A hard money lender is a lender who makes loans secured by real estate, typically charging higher rates than banks but also making loans that banks would not make, funding more quickly than banks and/or requiring less documentation than banks. Hard money lenders exist because many real estate investors need quick funding to secure a deal when looking for a real estate loan. Conventional Banks and other institutional lenders that offer the lowest interest rates don’t provide the same combination of speed and transparency in their decision making process, along with quick access to capital.
Hard money loans are also sometimes referred to by the following terms:
Hard Money Loans are commonly found in situations where the borrower:
The common theme is that there is an opportunity for the borrower to generate substantial profit (or savings) quickly, and the cost of interest and origination fees is small relative to the anticipated profit, even given the higher interest rates charged by private lenders versus banks.
Hard money loans can have a number of advantages over traditional bank financing including:
Disadvantages of seeking a hard money loan may include:
The typical term for a hard money loan is 6 months to 3 years.
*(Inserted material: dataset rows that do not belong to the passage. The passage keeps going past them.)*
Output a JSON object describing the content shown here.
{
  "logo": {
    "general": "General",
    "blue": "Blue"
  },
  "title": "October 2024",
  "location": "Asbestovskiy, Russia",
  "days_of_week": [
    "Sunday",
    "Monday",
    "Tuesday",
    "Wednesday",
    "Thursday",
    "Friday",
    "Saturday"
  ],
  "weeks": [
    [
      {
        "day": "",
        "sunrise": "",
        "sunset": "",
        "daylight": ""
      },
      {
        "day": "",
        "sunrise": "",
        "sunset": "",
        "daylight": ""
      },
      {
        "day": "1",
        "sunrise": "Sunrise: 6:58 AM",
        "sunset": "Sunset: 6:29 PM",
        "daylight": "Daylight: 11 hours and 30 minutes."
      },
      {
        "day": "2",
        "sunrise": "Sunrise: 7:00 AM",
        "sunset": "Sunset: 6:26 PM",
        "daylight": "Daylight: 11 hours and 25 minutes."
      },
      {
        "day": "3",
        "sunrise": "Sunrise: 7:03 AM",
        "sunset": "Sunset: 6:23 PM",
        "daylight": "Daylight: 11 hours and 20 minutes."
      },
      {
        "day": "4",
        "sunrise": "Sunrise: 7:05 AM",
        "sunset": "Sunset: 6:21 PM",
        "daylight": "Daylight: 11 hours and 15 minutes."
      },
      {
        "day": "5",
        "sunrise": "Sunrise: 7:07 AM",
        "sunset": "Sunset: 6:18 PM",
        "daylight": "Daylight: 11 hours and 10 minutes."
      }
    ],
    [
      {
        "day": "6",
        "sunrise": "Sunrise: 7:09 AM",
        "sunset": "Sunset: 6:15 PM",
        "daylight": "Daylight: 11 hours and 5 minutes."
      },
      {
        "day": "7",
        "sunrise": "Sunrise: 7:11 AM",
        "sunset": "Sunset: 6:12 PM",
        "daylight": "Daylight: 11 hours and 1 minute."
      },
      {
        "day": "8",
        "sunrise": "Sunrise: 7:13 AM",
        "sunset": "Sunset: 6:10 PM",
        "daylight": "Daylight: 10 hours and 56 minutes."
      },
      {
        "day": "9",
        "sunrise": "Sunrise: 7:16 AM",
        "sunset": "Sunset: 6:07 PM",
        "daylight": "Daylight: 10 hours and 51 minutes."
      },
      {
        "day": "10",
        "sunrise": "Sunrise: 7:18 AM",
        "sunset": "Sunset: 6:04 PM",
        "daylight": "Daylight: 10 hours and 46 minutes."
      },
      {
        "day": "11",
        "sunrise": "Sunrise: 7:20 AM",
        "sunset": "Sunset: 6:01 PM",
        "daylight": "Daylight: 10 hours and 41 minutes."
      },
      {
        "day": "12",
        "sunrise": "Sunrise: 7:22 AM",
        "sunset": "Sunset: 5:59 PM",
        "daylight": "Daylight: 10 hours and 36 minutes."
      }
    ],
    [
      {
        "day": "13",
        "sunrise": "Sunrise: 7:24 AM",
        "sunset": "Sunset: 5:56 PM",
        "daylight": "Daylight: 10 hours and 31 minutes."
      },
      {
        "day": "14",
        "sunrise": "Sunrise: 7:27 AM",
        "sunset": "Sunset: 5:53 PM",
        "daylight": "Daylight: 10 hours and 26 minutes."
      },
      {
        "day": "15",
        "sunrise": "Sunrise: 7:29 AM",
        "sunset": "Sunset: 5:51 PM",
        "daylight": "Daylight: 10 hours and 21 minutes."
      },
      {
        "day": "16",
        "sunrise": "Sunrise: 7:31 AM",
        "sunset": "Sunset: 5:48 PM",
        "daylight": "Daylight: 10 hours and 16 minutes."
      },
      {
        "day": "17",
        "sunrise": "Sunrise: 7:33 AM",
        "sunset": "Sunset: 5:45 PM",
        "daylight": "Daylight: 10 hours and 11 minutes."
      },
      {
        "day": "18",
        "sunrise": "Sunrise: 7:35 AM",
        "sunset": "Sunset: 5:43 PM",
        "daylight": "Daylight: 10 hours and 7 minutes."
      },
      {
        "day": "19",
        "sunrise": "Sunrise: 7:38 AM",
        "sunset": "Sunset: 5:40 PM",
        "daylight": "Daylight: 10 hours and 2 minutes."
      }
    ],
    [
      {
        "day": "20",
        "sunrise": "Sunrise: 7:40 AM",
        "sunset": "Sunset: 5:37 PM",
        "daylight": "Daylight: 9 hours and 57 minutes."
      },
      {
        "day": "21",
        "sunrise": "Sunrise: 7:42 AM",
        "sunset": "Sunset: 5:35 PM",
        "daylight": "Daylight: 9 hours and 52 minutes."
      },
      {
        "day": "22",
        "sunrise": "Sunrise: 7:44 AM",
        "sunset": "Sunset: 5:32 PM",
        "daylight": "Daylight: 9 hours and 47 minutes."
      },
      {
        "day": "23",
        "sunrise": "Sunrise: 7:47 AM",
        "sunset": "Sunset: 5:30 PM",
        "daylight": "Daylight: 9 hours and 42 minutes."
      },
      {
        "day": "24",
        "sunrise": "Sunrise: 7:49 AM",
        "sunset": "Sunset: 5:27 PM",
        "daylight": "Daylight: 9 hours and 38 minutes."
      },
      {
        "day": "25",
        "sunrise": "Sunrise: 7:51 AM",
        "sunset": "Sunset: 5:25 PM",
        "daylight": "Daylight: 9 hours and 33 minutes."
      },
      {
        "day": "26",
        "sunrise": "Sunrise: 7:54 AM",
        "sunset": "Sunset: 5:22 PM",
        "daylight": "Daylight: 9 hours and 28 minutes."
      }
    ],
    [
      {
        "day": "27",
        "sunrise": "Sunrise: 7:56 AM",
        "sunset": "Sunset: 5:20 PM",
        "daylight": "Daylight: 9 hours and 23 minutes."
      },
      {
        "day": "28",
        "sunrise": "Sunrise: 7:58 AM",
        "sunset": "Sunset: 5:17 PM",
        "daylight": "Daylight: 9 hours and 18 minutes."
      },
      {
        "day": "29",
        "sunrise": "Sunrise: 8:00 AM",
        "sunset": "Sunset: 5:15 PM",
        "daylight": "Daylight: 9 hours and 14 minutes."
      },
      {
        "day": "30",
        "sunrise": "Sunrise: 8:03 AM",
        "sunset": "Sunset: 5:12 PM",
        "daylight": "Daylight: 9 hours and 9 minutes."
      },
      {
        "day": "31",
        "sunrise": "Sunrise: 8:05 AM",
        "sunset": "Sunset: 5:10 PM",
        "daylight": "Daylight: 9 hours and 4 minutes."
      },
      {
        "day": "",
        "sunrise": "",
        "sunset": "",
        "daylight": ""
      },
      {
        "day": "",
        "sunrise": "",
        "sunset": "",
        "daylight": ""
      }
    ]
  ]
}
Loans requiring greater than a 3-year maturity are usually outside the scope of this form of financing.
Single family home renovations commonly tend to range from 6-12 months in duration, while a commercial renovation term could range from 2-3 years.
Hard money loans often require a personal guarantee and require first positioning as the lender of record, although some lenders are willing to make subordinate junior loans where another lender holds the primary mortgage.
Hard money lenders utilize two different measures to evaluate deals: loan-to-cost (LTC) and loan-to-value (LTV) metrics. While risk tolerance is highly dependent upon the lender, most prudent private money lenders will not exceed a loan-to-cost ratio of 75 percent, while the loan-to-value ratio is usually kept in the 60 to 65 percent range to ensure a sufficient safety margin.
Lenders may use the lesser of the LTC or LTV values to assess a loan, depending on when the property was purchased; in the instance of more recent purchases, lenders will look at what the borrower paid for the property.
Hard money lenders have different requirements for the due diligence process, but generally speaking, origination of commercial loans will require the most comprehensive list.
Residential loans may require an appraisal from an outside party; a property inspection report; a geology inspection (particularly based on the locale of the structure); and the borrower’s financial records. An in-person inspection of the property is nearly always part of the decision-making process, which is why hard money lenders tend to have a localized focus.
Most hard money lenders that specialize in single family homes offer loans that are based on a fixed rate but with commercial properties, a floating rate is more common due to the longer term of maturity.
It is worth noting that floating rate loans may have a lower initial rate, but this can quickly exceed fixed rates if interest rates rise during the term of the loan.